This was not his first admission of guilt, the Journal-Constitution notes. Ramos posted a video shortly after the rally where he expressed anger towards President Donald Trump for denouncing the violence in Charlottesville.
“Hey, Trump, you called me a f***ing Nazi because I helped those guys beat some a**,” Ramos said in his video. “Listen, man, when you are defending your people from getting harmed by the enemy, now we have a common enemy so now, yeah, we might actually stand together.”
Ramos and his supporters online point to a video, recorded from the other direction of the one of Harris' beating that went viral, depicting Harris swinging at a white man engaged in a fight over a flag with another young black man. According to Harris' lawyer, that man was his friend, and he swung to help protect him.
Under Virginia law, Harris' lawyer Lee Merritt argues, Ramos and the other men who pursued and assaulted him cannot claim self-defense because they did so after he retreated (as video of Harris' assault shows).

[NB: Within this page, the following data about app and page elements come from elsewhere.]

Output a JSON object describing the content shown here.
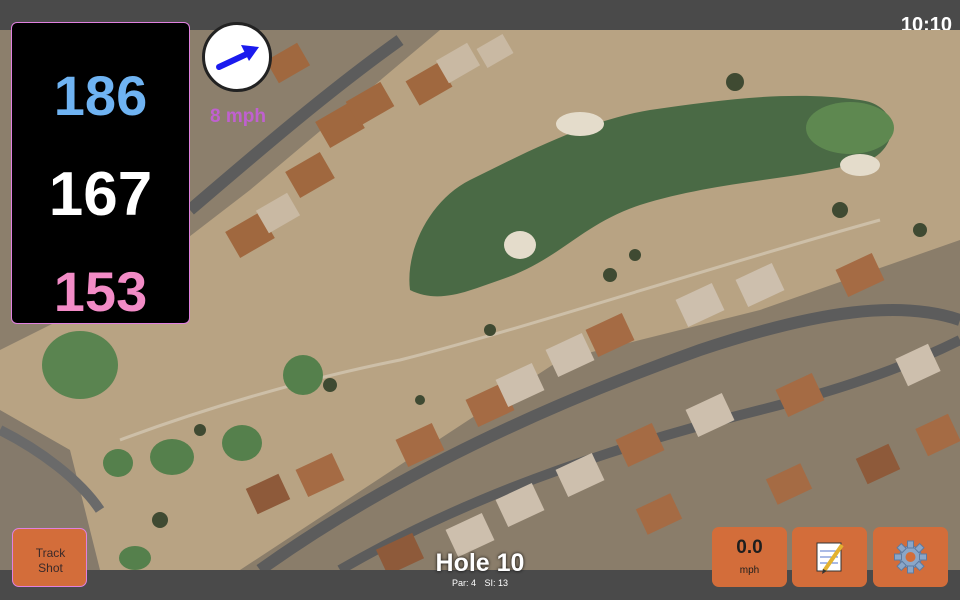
{
  "status_bar": {
    "time": "10:10"
  },
  "distances": {
    "back": "186",
    "middle": "167",
    "front": "153"
  },
  "wind": {
    "speed_label": "8 mph",
    "direction_icon": "arrow-right-icon"
  },
  "hole": {
    "title": "Hole 10",
    "par_label": "Par: 4",
    "si_label": "SI: 13"
  },
  "buttons": {
    "track_shot": {
      "line1": "Track",
      "line2": "Shot"
    },
    "speed": {
      "value": "0.0",
      "unit": "mph"
    },
    "notes": {
      "icon": "notepad-icon"
    },
    "settings": {
      "icon": "gear-icon"
    }
  },
  "colors": {
    "back": "#6fb3f2",
    "middle": "#ffffff",
    "front": "#f28bc6",
    "button": "#d36d3a",
    "wind_text": "#c060d0"
  }
}
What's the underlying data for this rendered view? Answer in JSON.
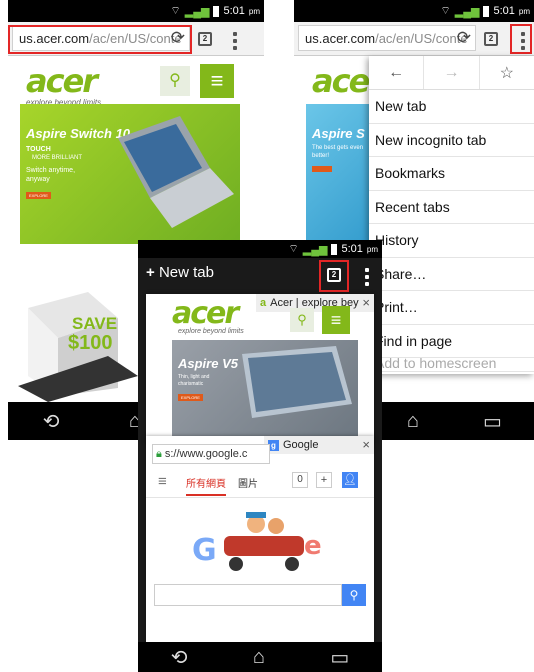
{
  "status": {
    "time": "5:01",
    "ampm": "pm"
  },
  "left": {
    "url_host": "us.acer.com",
    "url_path": "/ac/en/US/conte",
    "tab_count": "2",
    "logo": "acer",
    "tagline": "explore beyond limits",
    "promo_title": "Aspire Switch 10",
    "promo_touch": "TOUCH",
    "promo_brilliant": "MORE BRILLIANT",
    "promo_sub": "Switch anytime, anyway",
    "promo_btn": "EXPLORE",
    "save_line1": "SAVE",
    "save_line2": "$100"
  },
  "right": {
    "url_host": "us.acer.com",
    "url_path": "/ac/en/US/conte",
    "tab_count": "2",
    "promo_title": "Aspire S",
    "promo_sub": "The best gets even better!",
    "menu_items": [
      "New tab",
      "New incognito tab",
      "Bookmarks",
      "Recent tabs",
      "History",
      "Share…",
      "Print…",
      "Find in page",
      "Add to homescreen"
    ]
  },
  "center": {
    "new_tab_label": "New tab",
    "tab_count": "2",
    "card1_title": "Acer | explore bey",
    "card1_logo": "acer",
    "card1_tagline": "explore beyond limits",
    "card1_promo_title": "Aspire V5",
    "card1_promo_sub": "Thin, light and charismatic",
    "card1_btn": "EXPLORE",
    "card2_title": "Google",
    "card2_url": "s://www.google.c",
    "google_tab_all": "所有網頁",
    "google_tab_images": "圖片",
    "google_count": "0",
    "google_plus": "+",
    "close_glyph": "×"
  },
  "colors": {
    "acer_green": "#83b81a",
    "highlight_red": "#e32626"
  }
}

“You have to perceive yourself as being in some kind of danger,” Merritt told the Journal-Constitution, and he argues that Ramos was not.
Ironically, the Journal-Constitution notes, one of Ramos' biggest supporters online is a fellow Georgian white supremacist named Michael Weaver who once assaulted a black man and claimed self-defense. In 2010, Weaver pepper-sprayed a man "while distributing anti-Semitic pamphlets," and although he plead guilty, he later recanted, saying he had bad legal advice and had been acting to defend himself.
Watch Ramos argue that he beat up Harris in self-defense below, via CBS46.